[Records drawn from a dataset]
*****
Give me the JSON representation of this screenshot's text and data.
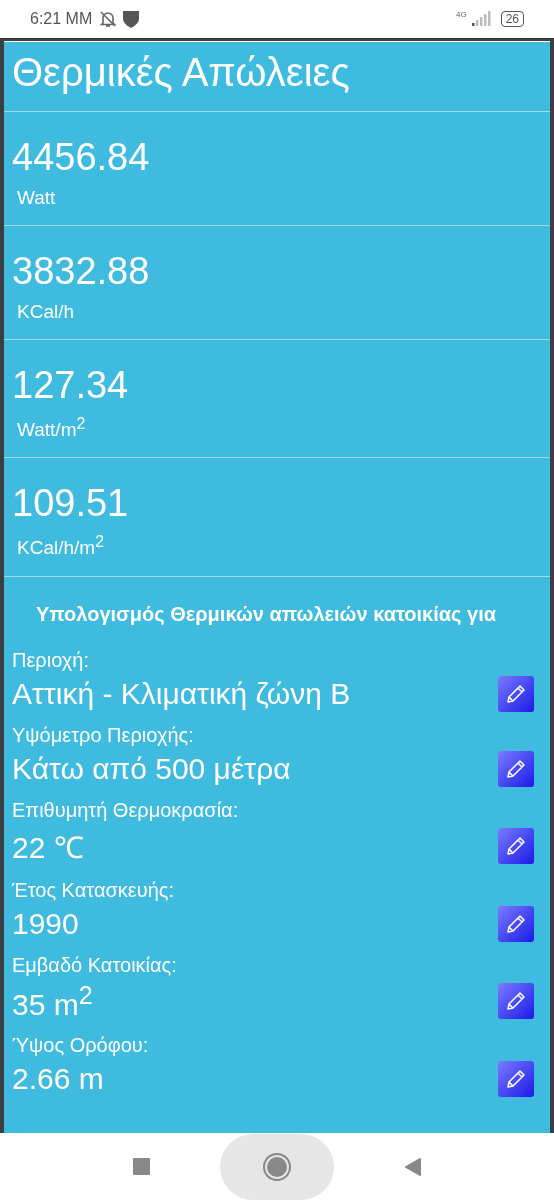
{
  "status_bar": {
    "time": "6:21 MM",
    "network": "4G",
    "battery": "26"
  },
  "title": "Θερμικές Απώλειες",
  "results": [
    {
      "value": "4456.84",
      "unit": "Watt"
    },
    {
      "value": "3832.88",
      "unit": "KCal/h"
    },
    {
      "value": "127.34",
      "unit": "Watt/m$^{2}$"
    },
    {
      "value": "109.51",
      "unit": "KCal/h/m$^{2}$"
    }
  ],
  "section_heading": "Υπολογισμός Θερμικών απωλειών κατοικίας για",
  "parameters": [
    {
      "label": "Περιοχή:",
      "value": "Αττική - Κλιματική ζώνη Β"
    },
    {
      "label": "Υψόμετρο Περιοχής:",
      "value": "Κάτω από 500 μέτρα"
    },
    {
      "label": "Επιθυμητή Θερμοκρασία:",
      "value": "22 ℃"
    },
    {
      "label": "Έτος Κατασκευής:",
      "value": "1990"
    },
    {
      "label": "Εμβαδό Κατοικίας:",
      "value": "35 m$^{2}$"
    },
    {
      "label": "Ύψος Ορόφου:",
      "value": "2.66 m"
    }
  ]
}
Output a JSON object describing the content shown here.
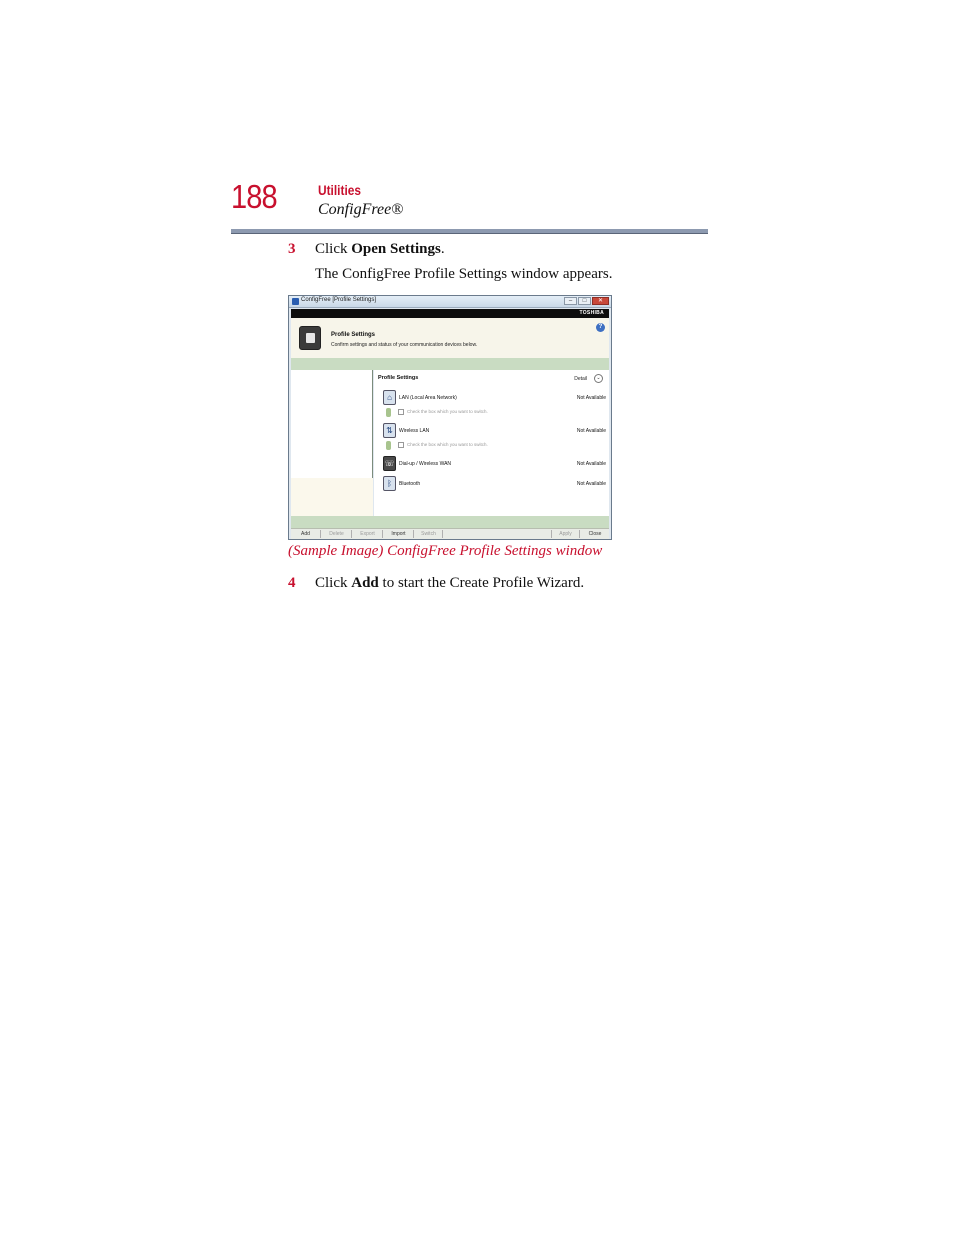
{
  "header": {
    "page_number": "188",
    "section": "Utilities",
    "subsection": "ConfigFree®"
  },
  "steps": [
    {
      "num": "3",
      "pre": "Click ",
      "bold": "Open Settings",
      "post": "."
    },
    {
      "num": "4",
      "pre": "Click ",
      "bold": "Add",
      "post": " to start the Create Profile Wizard."
    }
  ],
  "step3_note": "The ConfigFree Profile Settings window appears.",
  "screenshot": {
    "window_title": "ConfigFree [Profile Settings]",
    "brand": "TOSHIBA",
    "banner_title": "Profile Settings",
    "banner_desc": "Confirm settings and status of your communication devices below.",
    "pane_title": "Profile Settings",
    "detail_label": "Detail",
    "devices": [
      {
        "name": "LAN (Local Area Network)",
        "status": "Not Available",
        "icon": "lan-icon",
        "glyph": "⌂"
      },
      {
        "name": "Wireless LAN",
        "status": "Not Available",
        "icon": "wireless-lan-icon",
        "glyph": "⇅"
      },
      {
        "name": "Dial-up / Wireless WAN",
        "status": "Not Available",
        "icon": "dialup-icon",
        "glyph": "☏"
      },
      {
        "name": "Bluetooth",
        "status": "Not Available",
        "icon": "bluetooth-icon",
        "glyph": "ᛒ"
      }
    ],
    "switch_hint": "Check the box which you want to switch.",
    "buttons": {
      "add": "Add",
      "delete": "Delete",
      "export": "Export",
      "import": "Import",
      "switch": "Switch",
      "apply": "Apply",
      "close": "Close"
    }
  },
  "caption": "(Sample Image) ConfigFree Profile Settings window"
}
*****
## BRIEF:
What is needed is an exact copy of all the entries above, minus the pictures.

## WRITTEN SOLUTION:
Give me the JSON representation of this screenshot's text and data.
{
  "status_bar": {
    "time": "6:21 MM",
    "network": "4G",
    "battery": "26"
  },
  "title": "Θερμικές Απώλειες",
  "results": [
    {
      "value": "4456.84",
      "unit": "Watt"
    },
    {
      "value": "3832.88",
      "unit": "KCal/h"
    },
    {
      "value": "127.34",
      "unit": "Watt/m$^{2}$"
    },
    {
      "value": "109.51",
      "unit": "KCal/h/m$^{2}$"
    }
  ],
  "section_heading": "Υπολογισμός Θερμικών απωλειών κατοικίας για",
  "parameters": [
    {
      "label": "Περιοχή:",
      "value": "Αττική - Κλιματική ζώνη Β"
    },
    {
      "label": "Υψόμετρο Περιοχής:",
      "value": "Κάτω από 500 μέτρα"
    },
    {
      "label": "Επιθυμητή Θερμοκρασία:",
      "value": "22 ℃"
    },
    {
      "label": "Έτος Κατασκευής:",
      "value": "1990"
    },
    {
      "label": "Εμβαδό Κατοικίας:",
      "value": "35 m$^{2}$"
    },
    {
      "label": "Ύψος Ορόφου:",
      "value": "2.66 m"
    }
  ]
}
Output a JSON object describing the content shown here.
{
  "header": {
    "page_number": "188",
    "section": "Utilities",
    "subsection": "ConfigFree®"
  },
  "steps": [
    {
      "num": "3",
      "pre": "Click ",
      "bold": "Open Settings",
      "post": "."
    },
    {
      "num": "4",
      "pre": "Click ",
      "bold": "Add",
      "post": " to start the Create Profile Wizard."
    }
  ],
  "step3_note": "The ConfigFree Profile Settings window appears.",
  "screenshot": {
    "window_title": "ConfigFree [Profile Settings]",
    "brand": "TOSHIBA",
    "banner_title": "Profile Settings",
    "banner_desc": "Confirm settings and status of your communication devices below.",
    "pane_title": "Profile Settings",
    "detail_label": "Detail",
    "devices": [
      {
        "name": "LAN (Local Area Network)",
        "status": "Not Available",
        "icon": "lan-icon",
        "glyph": "⌂"
      },
      {
        "name": "Wireless LAN",
        "status": "Not Available",
        "icon": "wireless-lan-icon",
        "glyph": "⇅"
      },
      {
        "name": "Dial-up / Wireless WAN",
        "status": "Not Available",
        "icon": "dialup-icon",
        "glyph": "☏"
      },
      {
        "name": "Bluetooth",
        "status": "Not Available",
        "icon": "bluetooth-icon",
        "glyph": "ᛒ"
      }
    ],
    "switch_hint": "Check the box which you want to switch.",
    "buttons": {
      "add": "Add",
      "delete": "Delete",
      "export": "Export",
      "import": "Import",
      "switch": "Switch",
      "apply": "Apply",
      "close": "Close"
    }
  },
  "caption": "(Sample Image) ConfigFree Profile Settings window"
}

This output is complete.